Web page and app entries
• • • •
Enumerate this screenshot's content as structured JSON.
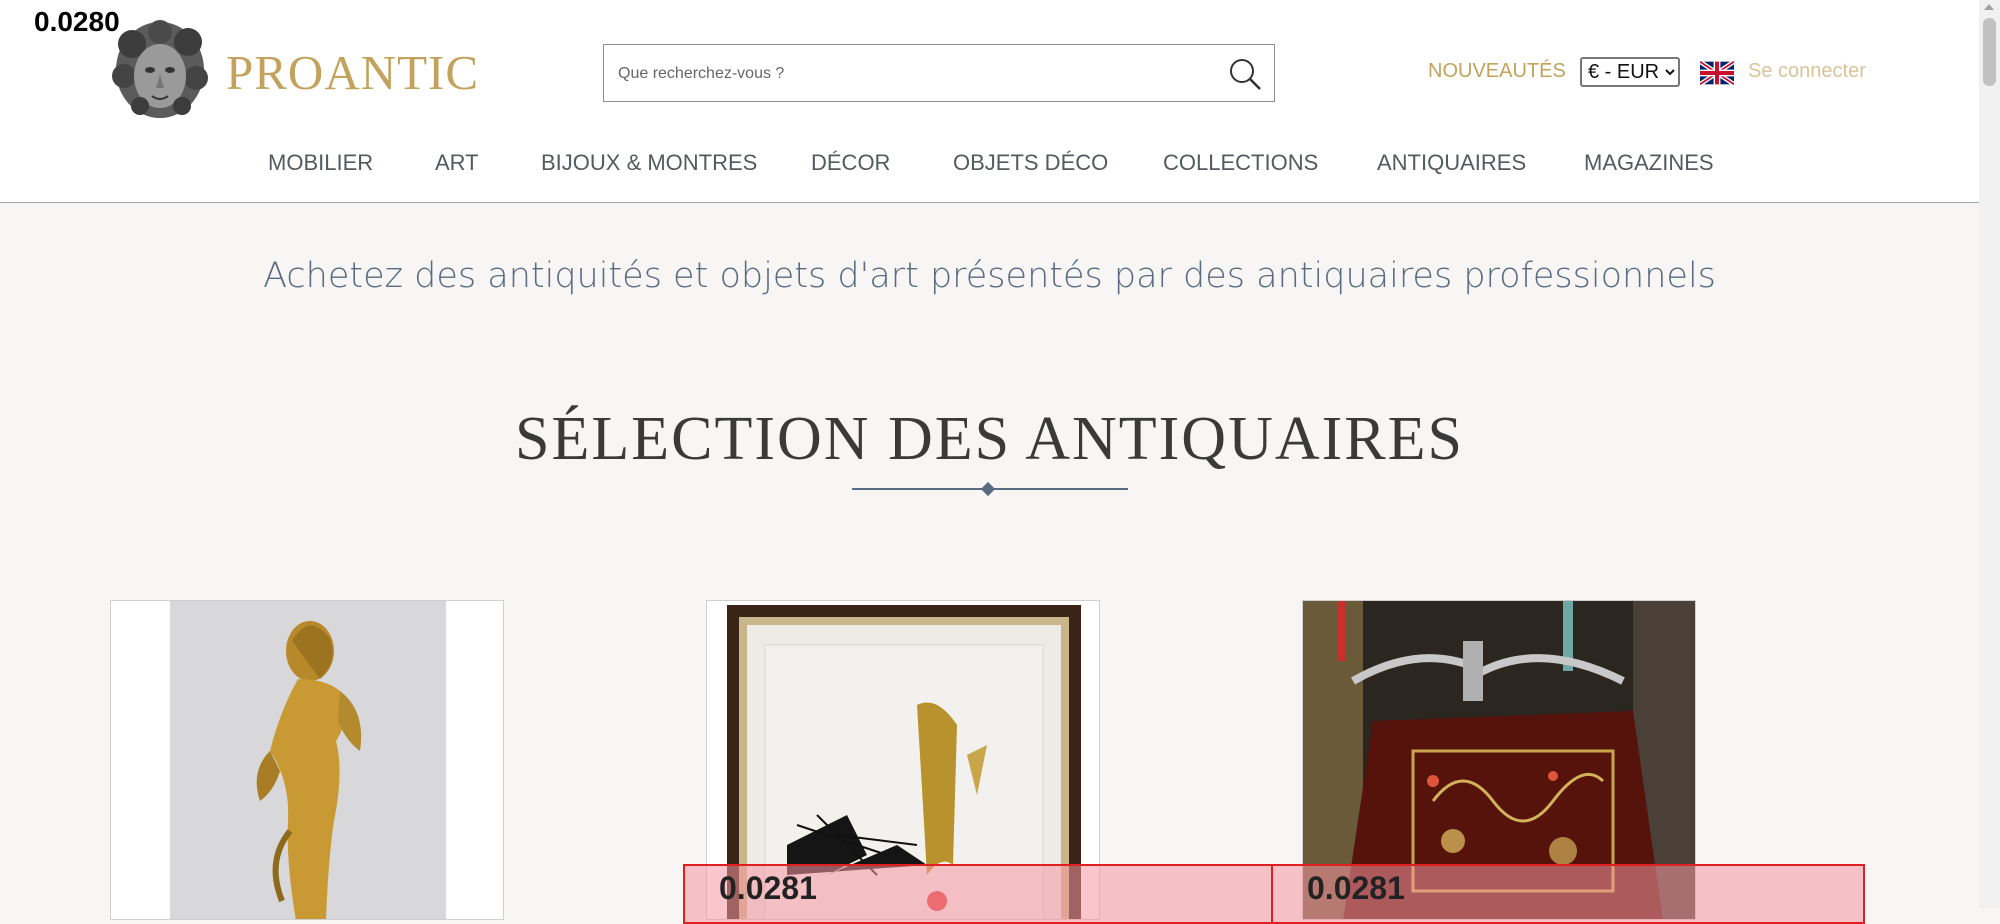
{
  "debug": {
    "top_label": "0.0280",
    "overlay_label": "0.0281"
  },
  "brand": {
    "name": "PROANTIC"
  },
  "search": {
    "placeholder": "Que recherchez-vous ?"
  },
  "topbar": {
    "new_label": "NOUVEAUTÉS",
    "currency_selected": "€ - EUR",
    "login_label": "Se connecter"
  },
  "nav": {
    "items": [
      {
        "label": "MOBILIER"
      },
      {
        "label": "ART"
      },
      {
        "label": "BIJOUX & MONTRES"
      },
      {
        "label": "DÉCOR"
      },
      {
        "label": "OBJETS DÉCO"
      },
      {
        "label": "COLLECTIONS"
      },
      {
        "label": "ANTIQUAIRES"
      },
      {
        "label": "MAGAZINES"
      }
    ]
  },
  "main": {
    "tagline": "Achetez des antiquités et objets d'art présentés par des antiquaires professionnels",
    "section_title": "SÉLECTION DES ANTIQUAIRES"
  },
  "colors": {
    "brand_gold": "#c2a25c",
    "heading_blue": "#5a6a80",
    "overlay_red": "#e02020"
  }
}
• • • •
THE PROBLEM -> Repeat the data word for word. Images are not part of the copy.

EXERCISE SOLUTION ->
Enumerate this screenshot's content as structured JSON.
{
  "debug": {
    "top_label": "0.0280",
    "overlay_label": "0.0281"
  },
  "brand": {
    "name": "PROANTIC"
  },
  "search": {
    "placeholder": "Que recherchez-vous ?"
  },
  "topbar": {
    "new_label": "NOUVEAUTÉS",
    "currency_selected": "€ - EUR",
    "login_label": "Se connecter"
  },
  "nav": {
    "items": [
      {
        "label": "MOBILIER"
      },
      {
        "label": "ART"
      },
      {
        "label": "BIJOUX & MONTRES"
      },
      {
        "label": "DÉCOR"
      },
      {
        "label": "OBJETS DÉCO"
      },
      {
        "label": "COLLECTIONS"
      },
      {
        "label": "ANTIQUAIRES"
      },
      {
        "label": "MAGAZINES"
      }
    ]
  },
  "main": {
    "tagline": "Achetez des antiquités et objets d'art présentés par des antiquaires professionnels",
    "section_title": "SÉLECTION DES ANTIQUAIRES"
  },
  "colors": {
    "brand_gold": "#c2a25c",
    "heading_blue": "#5a6a80",
    "overlay_red": "#e02020"
  }
}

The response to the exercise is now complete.